With this success, by the end of the decade, these two deadly diseases are expected to be a thing of the past. And that’s not all — several other conditions may become much more rare, and those born in this decade are likely to make it healthier in the 22nd century than generations before it.
The idea of space tourism is nothing new, and different companies have tried to make it a reality for about as long as people have been in space. Nevertheless, it will become a reality in the 2020s.
SpaceX aims to fly Japanese billionaire Yusaku Maezawa around the moon in 2023 and a group of artists. The expense is uncertain, but it is expected that Maezawa will pay millions of dollars (if not tens of millions). But both Branson and Bezos have publicly stated that they do not want to restrict spaceflight to the super-rich. And Elon Musk has also proposed plans for a rocket-based travel system that could potentially carry you within an hour to any point in the world— all at the price of an economy airline ticket.
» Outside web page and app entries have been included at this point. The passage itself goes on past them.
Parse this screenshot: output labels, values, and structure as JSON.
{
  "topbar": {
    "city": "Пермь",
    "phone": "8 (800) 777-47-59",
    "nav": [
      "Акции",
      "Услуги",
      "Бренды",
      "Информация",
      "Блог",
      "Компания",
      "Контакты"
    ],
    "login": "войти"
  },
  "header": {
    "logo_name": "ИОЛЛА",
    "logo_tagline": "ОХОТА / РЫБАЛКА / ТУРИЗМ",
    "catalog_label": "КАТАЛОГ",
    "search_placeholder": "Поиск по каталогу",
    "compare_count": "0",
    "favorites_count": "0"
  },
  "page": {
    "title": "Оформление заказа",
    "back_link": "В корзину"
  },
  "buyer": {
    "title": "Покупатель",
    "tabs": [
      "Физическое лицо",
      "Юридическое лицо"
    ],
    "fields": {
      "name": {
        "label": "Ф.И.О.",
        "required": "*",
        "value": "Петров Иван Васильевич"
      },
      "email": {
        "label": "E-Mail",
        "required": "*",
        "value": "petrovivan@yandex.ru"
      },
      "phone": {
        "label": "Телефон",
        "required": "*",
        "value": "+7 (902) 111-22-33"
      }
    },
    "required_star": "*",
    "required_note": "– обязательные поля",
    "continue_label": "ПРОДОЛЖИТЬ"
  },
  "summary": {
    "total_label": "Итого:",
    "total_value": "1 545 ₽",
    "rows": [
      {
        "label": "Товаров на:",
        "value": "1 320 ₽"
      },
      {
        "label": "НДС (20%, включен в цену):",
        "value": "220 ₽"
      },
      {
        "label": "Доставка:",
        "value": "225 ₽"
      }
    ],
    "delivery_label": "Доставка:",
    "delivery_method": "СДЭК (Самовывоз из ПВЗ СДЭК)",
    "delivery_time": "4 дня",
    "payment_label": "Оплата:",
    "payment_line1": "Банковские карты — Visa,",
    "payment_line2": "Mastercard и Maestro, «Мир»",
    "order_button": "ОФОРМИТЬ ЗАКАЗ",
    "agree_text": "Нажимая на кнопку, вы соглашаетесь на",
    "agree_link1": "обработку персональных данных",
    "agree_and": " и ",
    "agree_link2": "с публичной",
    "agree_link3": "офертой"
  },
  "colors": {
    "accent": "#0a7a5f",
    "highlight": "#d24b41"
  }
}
While there is reason to be skeptical of Musk’s idea, it is quite possible that a trip on a space-bound plane will cost little more than a first-class ticket by the end of the decade.
3The Rebirth of Public Transit
Public transport in the U.S. sucks. There’s no good way to put it. The explanation for this? Americans love their cars. The United States ranks fourth in cars per capita. In terms of time spent on congestion, it also ranks fourth.
But that’s not all: our increasingly widespread metropolitan areas give birth to the “super commuter,” those of us who travel to work for 90 or more minutes a day, whose numbers have skyrocketed in recent years. It’s time for America to take public transit seriously.
Many new bullet trains are expected to begin operation across the country in the 2020s. Air traffic will become accessible, and if companies like Uber have their way, in just a few short years you’ll probably be on one of these flights.
Yet the Hyperloop may be the most exciting. If all goes well, we will have the first functioning hyperloop network in the early 2020s from Abu Dhabi to Dubai, followed by other small ventures across the decade. It’s quite exciting.
Here we don’t talk about full-blown cyborgs. Nonetheless, innovations are currently being developed to expand human capabilities, even to those that may not have had them in the first place. It will become much more popular for robotic limbs that can be powered by thinking, giving amputees and paraplegics freedom back.
Technologies that link our brains to computers are well under progress and are likely to be available by the middle of the decade. Computer chips can be implanted in our skin to allow us to identify ourselves, open doors , and monitor all system types.
It’s a pretty exciting idea, but could it also bring up all sorts of questions as to when and what is appropriate where human expansion is concerned.
1The Last Mass-Produced Gas Vehicle
It seems that for much of the 21st century, the automotive industry has been overselling the idea of electric cars, and that’s pretty accurate. Although the electric vehicle has been around for decades, it wasn’t until the 2010s that technology was able to produce a mass-market electric vehicle— the Tesla
The business has certainly triggered a massive push for electrification, and probably so much so that by the end of the decade, a vast majority of new cars sold will be all-electric.
By mid-decade, most of the cars sold will be either hybrid or electric. At least one manufacturer Volkswagen, is planning to be all-electric by 2026. Volvo is planning to be there sooner, possibly as early as 2021. The last gas-powered vehicle is expected to have rolled off the assembly lines by the end of the decade. But with all this electrification comes the question of how to keep all those cars charged — which could not be handled by our current system.